Leonora had seen winters there, all right. impatiently waiting, she had seen snow falling for longer than she could remember. All those months during which the lake turned into ice and ancestral paths were reestablished between the island and the house. Ice skating, illegal fur traders, bricks heating bed covers, and the view from the balcony, which had now grown interrupted.
Long evenings, she thought, get me down. I wish I could sit outside and Rashid, ah, Rashid, would arrive at once. Bringing news of my sister. A photograph, perhaps just enough to show her face once more, swimming miles at that time of year on warmer lands. Here, a decaying doll silently longing for her return.
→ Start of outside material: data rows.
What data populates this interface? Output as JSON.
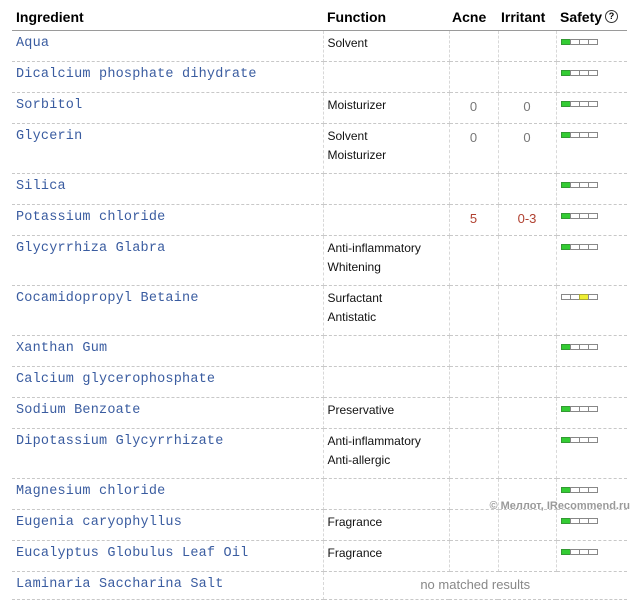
{
  "headers": {
    "ingredient": "Ingredient",
    "function": "Function",
    "acne": "Acne",
    "irritant": "Irritant",
    "safety": "Safety",
    "help_icon": "question-circle-icon"
  },
  "colors": {
    "ingredient_link": "#3a5ca0",
    "meter_green": "#33cc33",
    "meter_yellow": "#eeee33",
    "highlight_number": "#b04030"
  },
  "rows": [
    {
      "name": "Aqua",
      "functions": [
        "Solvent"
      ],
      "acne": "",
      "irritant": "",
      "safety": [
        "g",
        "",
        "",
        ""
      ]
    },
    {
      "name": "Dicalcium phosphate dihydrate",
      "functions": [],
      "acne": "",
      "irritant": "",
      "safety": [
        "g",
        "",
        "",
        ""
      ]
    },
    {
      "name": "Sorbitol",
      "functions": [
        "Moisturizer"
      ],
      "acne": "0",
      "irritant": "0",
      "safety": [
        "g",
        "",
        "",
        ""
      ]
    },
    {
      "name": "Glycerin",
      "functions": [
        "Solvent",
        "Moisturizer"
      ],
      "acne": "0",
      "irritant": "0",
      "safety": [
        "g",
        "",
        "",
        ""
      ]
    },
    {
      "name": "Silica",
      "functions": [],
      "acne": "",
      "irritant": "",
      "safety": [
        "g",
        "",
        "",
        ""
      ]
    },
    {
      "name": "Potassium chloride",
      "functions": [],
      "acne": "5",
      "irritant": "0-3",
      "safety": [
        "g",
        "",
        "",
        ""
      ]
    },
    {
      "name": "Glycyrrhiza Glabra",
      "functions": [
        "Anti-inflammatory",
        "Whitening"
      ],
      "acne": "",
      "irritant": "",
      "safety": [
        "g",
        "",
        "",
        ""
      ]
    },
    {
      "name": "Cocamidopropyl Betaine",
      "functions": [
        "Surfactant",
        "Antistatic"
      ],
      "acne": "",
      "irritant": "",
      "safety": [
        "",
        "",
        "y",
        ""
      ]
    },
    {
      "name": "Xanthan Gum",
      "functions": [],
      "acne": "",
      "irritant": "",
      "safety": [
        "g",
        "",
        "",
        ""
      ]
    },
    {
      "name": "Calcium glycerophosphate",
      "functions": [],
      "acne": "",
      "irritant": "",
      "safety": null
    },
    {
      "name": "Sodium Benzoate",
      "functions": [
        "Preservative"
      ],
      "acne": "",
      "irritant": "",
      "safety": [
        "g",
        "",
        "",
        ""
      ]
    },
    {
      "name": "Dipotassium Glycyrrhizate",
      "functions": [
        "Anti-inflammatory",
        "Anti-allergic"
      ],
      "acne": "",
      "irritant": "",
      "safety": [
        "g",
        "",
        "",
        ""
      ]
    },
    {
      "name": "Magnesium chloride",
      "functions": [],
      "acne": "",
      "irritant": "",
      "safety": [
        "g",
        "",
        "",
        ""
      ]
    },
    {
      "name": "Eugenia caryophyllus",
      "functions": [
        "Fragrance"
      ],
      "acne": "",
      "irritant": "",
      "safety": [
        "g",
        "",
        "",
        ""
      ]
    },
    {
      "name": "Eucalyptus Globulus Leaf Oil",
      "functions": [
        "Fragrance"
      ],
      "acne": "",
      "irritant": "",
      "safety": [
        "g",
        "",
        "",
        ""
      ]
    },
    {
      "name": "Laminaria Saccharina Salt",
      "functions": [],
      "acne": "",
      "irritant": "",
      "safety": null,
      "no_match": "no matched results"
    }
  ],
  "watermark": "© Меллот, IRecommend.ru"
}
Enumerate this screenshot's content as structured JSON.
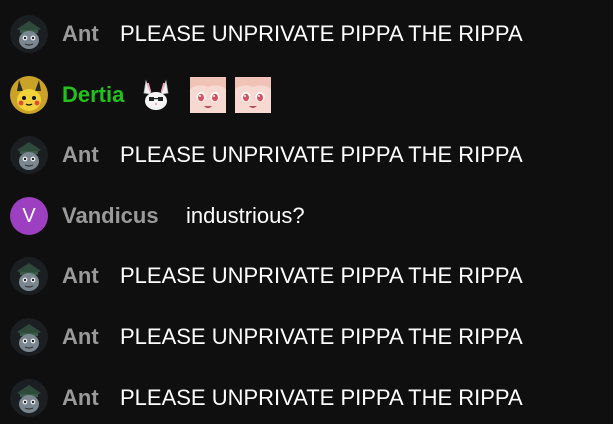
{
  "chat": {
    "messages": [
      {
        "author": "Ant",
        "text": "PLEASE UNPRIVATE PIPPA THE RIPPA",
        "avatar": "cat-in-hat-icon"
      },
      {
        "author": "Dertia",
        "text": "",
        "avatar": "pikachu-avatar-icon",
        "author_color": "#22c21b",
        "emotes": [
          "bunny-emote-icon",
          "anime-girl-face-emote-icon",
          "anime-girl-face-emote-icon"
        ]
      },
      {
        "author": "Ant",
        "text": "PLEASE UNPRIVATE PIPPA THE RIPPA",
        "avatar": "cat-in-hat-icon"
      },
      {
        "author": "Vandicus",
        "text": "industrious?",
        "avatar": "letter-avatar",
        "avatar_letter": "V",
        "avatar_color": "#9c3fc0"
      },
      {
        "author": "Ant",
        "text": "PLEASE UNPRIVATE PIPPA THE RIPPA",
        "avatar": "cat-in-hat-icon"
      },
      {
        "author": "Ant",
        "text": "PLEASE UNPRIVATE PIPPA THE RIPPA",
        "avatar": "cat-in-hat-icon"
      },
      {
        "author": "Ant",
        "text": "PLEASE UNPRIVATE PIPPA THE RIPPA",
        "avatar": "cat-in-hat-icon"
      }
    ]
  },
  "colors": {
    "background": "#0f0f0f",
    "author_default": "#9a9a9a",
    "message_text": "#ffffff"
  }
}
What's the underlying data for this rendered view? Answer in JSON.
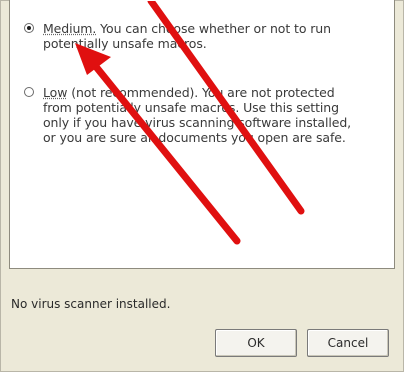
{
  "options": [
    {
      "selected": true,
      "lead": "Medium.",
      "text": "You can choose whether or not to run potentially unsafe macros."
    },
    {
      "selected": false,
      "lead": "Low",
      "text": "(not recommended). You are not protected from potentially unsafe macros. Use this setting only if you have virus scanning software installed, or you are sure all documents you open are safe."
    }
  ],
  "status_text": "No virus scanner installed.",
  "buttons": {
    "ok_label": "OK",
    "cancel_label": "Cancel"
  },
  "annotation": {
    "arrow_color": "#e01010"
  }
}
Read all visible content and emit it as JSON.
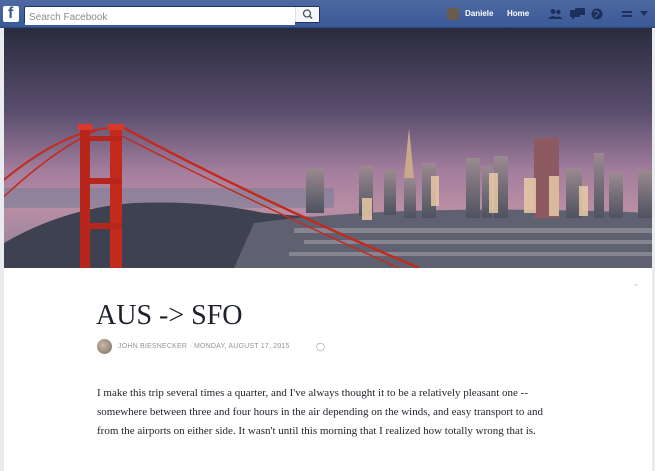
{
  "topbar": {
    "logo_letter": "f",
    "search_placeholder": "Search Facebook",
    "user_name": "Daniele",
    "home_label": "Home",
    "icons": [
      "search-icon",
      "friend-requests-icon",
      "messages-icon",
      "notifications-icon",
      "privacy-icon",
      "account-menu-icon"
    ]
  },
  "note": {
    "cover_image": "golden-gate-bridge-san-francisco-skyline",
    "title": "AUS -> SFO",
    "author": "JOHN BIESNECKER",
    "separator": "·",
    "date": "MONDAY, AUGUST 17, 2015",
    "body": "I make this trip several times a quarter, and I've always thought it to be a relatively pleasant one -- somewhere between three and four hours in the air depending on the winds, and easy transport to and from the airports on either side. It wasn't until this morning that I realized how totally wrong that is."
  },
  "colors": {
    "brand": "#3b5998",
    "bridge": "#c42a1c",
    "text": "#1d2129",
    "meta": "#90949c"
  }
}
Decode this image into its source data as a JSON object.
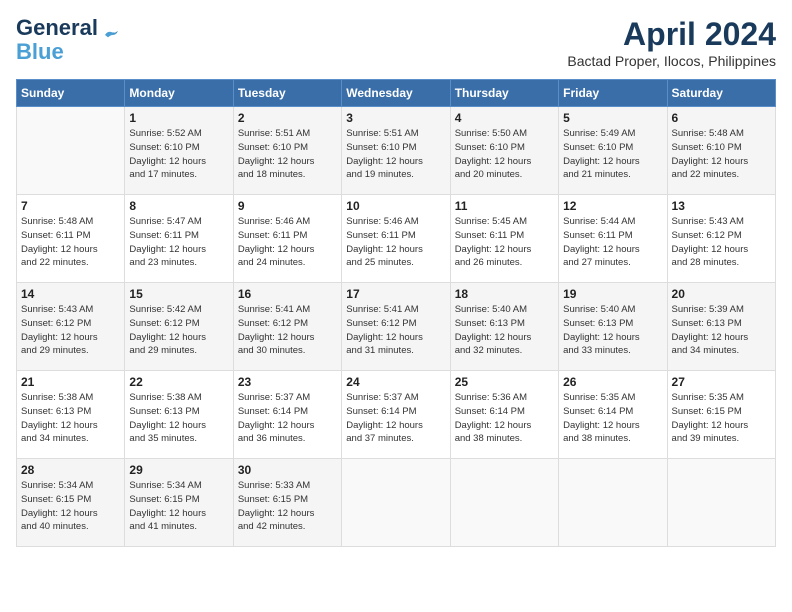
{
  "header": {
    "logo_line1": "General",
    "logo_line2": "Blue",
    "month": "April 2024",
    "location": "Bactad Proper, Ilocos, Philippines"
  },
  "weekdays": [
    "Sunday",
    "Monday",
    "Tuesday",
    "Wednesday",
    "Thursday",
    "Friday",
    "Saturday"
  ],
  "weeks": [
    [
      {
        "day": "",
        "info": ""
      },
      {
        "day": "1",
        "info": "Sunrise: 5:52 AM\nSunset: 6:10 PM\nDaylight: 12 hours\nand 17 minutes."
      },
      {
        "day": "2",
        "info": "Sunrise: 5:51 AM\nSunset: 6:10 PM\nDaylight: 12 hours\nand 18 minutes."
      },
      {
        "day": "3",
        "info": "Sunrise: 5:51 AM\nSunset: 6:10 PM\nDaylight: 12 hours\nand 19 minutes."
      },
      {
        "day": "4",
        "info": "Sunrise: 5:50 AM\nSunset: 6:10 PM\nDaylight: 12 hours\nand 20 minutes."
      },
      {
        "day": "5",
        "info": "Sunrise: 5:49 AM\nSunset: 6:10 PM\nDaylight: 12 hours\nand 21 minutes."
      },
      {
        "day": "6",
        "info": "Sunrise: 5:48 AM\nSunset: 6:10 PM\nDaylight: 12 hours\nand 22 minutes."
      }
    ],
    [
      {
        "day": "7",
        "info": "Sunrise: 5:48 AM\nSunset: 6:11 PM\nDaylight: 12 hours\nand 22 minutes."
      },
      {
        "day": "8",
        "info": "Sunrise: 5:47 AM\nSunset: 6:11 PM\nDaylight: 12 hours\nand 23 minutes."
      },
      {
        "day": "9",
        "info": "Sunrise: 5:46 AM\nSunset: 6:11 PM\nDaylight: 12 hours\nand 24 minutes."
      },
      {
        "day": "10",
        "info": "Sunrise: 5:46 AM\nSunset: 6:11 PM\nDaylight: 12 hours\nand 25 minutes."
      },
      {
        "day": "11",
        "info": "Sunrise: 5:45 AM\nSunset: 6:11 PM\nDaylight: 12 hours\nand 26 minutes."
      },
      {
        "day": "12",
        "info": "Sunrise: 5:44 AM\nSunset: 6:11 PM\nDaylight: 12 hours\nand 27 minutes."
      },
      {
        "day": "13",
        "info": "Sunrise: 5:43 AM\nSunset: 6:12 PM\nDaylight: 12 hours\nand 28 minutes."
      }
    ],
    [
      {
        "day": "14",
        "info": "Sunrise: 5:43 AM\nSunset: 6:12 PM\nDaylight: 12 hours\nand 29 minutes."
      },
      {
        "day": "15",
        "info": "Sunrise: 5:42 AM\nSunset: 6:12 PM\nDaylight: 12 hours\nand 29 minutes."
      },
      {
        "day": "16",
        "info": "Sunrise: 5:41 AM\nSunset: 6:12 PM\nDaylight: 12 hours\nand 30 minutes."
      },
      {
        "day": "17",
        "info": "Sunrise: 5:41 AM\nSunset: 6:12 PM\nDaylight: 12 hours\nand 31 minutes."
      },
      {
        "day": "18",
        "info": "Sunrise: 5:40 AM\nSunset: 6:13 PM\nDaylight: 12 hours\nand 32 minutes."
      },
      {
        "day": "19",
        "info": "Sunrise: 5:40 AM\nSunset: 6:13 PM\nDaylight: 12 hours\nand 33 minutes."
      },
      {
        "day": "20",
        "info": "Sunrise: 5:39 AM\nSunset: 6:13 PM\nDaylight: 12 hours\nand 34 minutes."
      }
    ],
    [
      {
        "day": "21",
        "info": "Sunrise: 5:38 AM\nSunset: 6:13 PM\nDaylight: 12 hours\nand 34 minutes."
      },
      {
        "day": "22",
        "info": "Sunrise: 5:38 AM\nSunset: 6:13 PM\nDaylight: 12 hours\nand 35 minutes."
      },
      {
        "day": "23",
        "info": "Sunrise: 5:37 AM\nSunset: 6:14 PM\nDaylight: 12 hours\nand 36 minutes."
      },
      {
        "day": "24",
        "info": "Sunrise: 5:37 AM\nSunset: 6:14 PM\nDaylight: 12 hours\nand 37 minutes."
      },
      {
        "day": "25",
        "info": "Sunrise: 5:36 AM\nSunset: 6:14 PM\nDaylight: 12 hours\nand 38 minutes."
      },
      {
        "day": "26",
        "info": "Sunrise: 5:35 AM\nSunset: 6:14 PM\nDaylight: 12 hours\nand 38 minutes."
      },
      {
        "day": "27",
        "info": "Sunrise: 5:35 AM\nSunset: 6:15 PM\nDaylight: 12 hours\nand 39 minutes."
      }
    ],
    [
      {
        "day": "28",
        "info": "Sunrise: 5:34 AM\nSunset: 6:15 PM\nDaylight: 12 hours\nand 40 minutes."
      },
      {
        "day": "29",
        "info": "Sunrise: 5:34 AM\nSunset: 6:15 PM\nDaylight: 12 hours\nand 41 minutes."
      },
      {
        "day": "30",
        "info": "Sunrise: 5:33 AM\nSunset: 6:15 PM\nDaylight: 12 hours\nand 42 minutes."
      },
      {
        "day": "",
        "info": ""
      },
      {
        "day": "",
        "info": ""
      },
      {
        "day": "",
        "info": ""
      },
      {
        "day": "",
        "info": ""
      }
    ]
  ]
}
But what, now that the weather is warm and Rashid is gone? Through my opened window, I think of freshly squeezed lemons and of a Martinique I am not about to see again. And of Marion.
Lenora's mind is failing. Her age weights on her body, frail fingers pressing long gone ivory keys in the afternoons. Most of the time she forgets things. Except for intervals of clarity each time growing shorter, balcony, island, lake, floral arrangements, the world, are all involved on a ever thickening haze. A slumber she has learned to compare to sleepwalking, and which grows heavier with time.
Dressed in lace and silk, She wears cameos and keeps her hair tightly held on the back.
Sometimes she thinks about the children she did not have, on how they would have looked lovely running on the balcony, or through the grassed patch leading to the lake. Perhaps - no, certainly - they would have been as beautiful and charming as those Marion had had. Or did not she? Perhaps Marion did not have children either after all, although, like herself, she had married many years ago, soon after they left the boarding school. And then, also as Lenora, outlived her husband.
Perhaps she also kept the pictures they took during the school years. All those pictures which, although faded, still filled the room with perfume and slowed down her heart a little. As if despite all these years it could still wiggle and weight, gently expanding and irradiating warmth through her body.
"Yes," Lenora thinks sometimes, during rarefied moments of clarity, "we could have had beautiful children."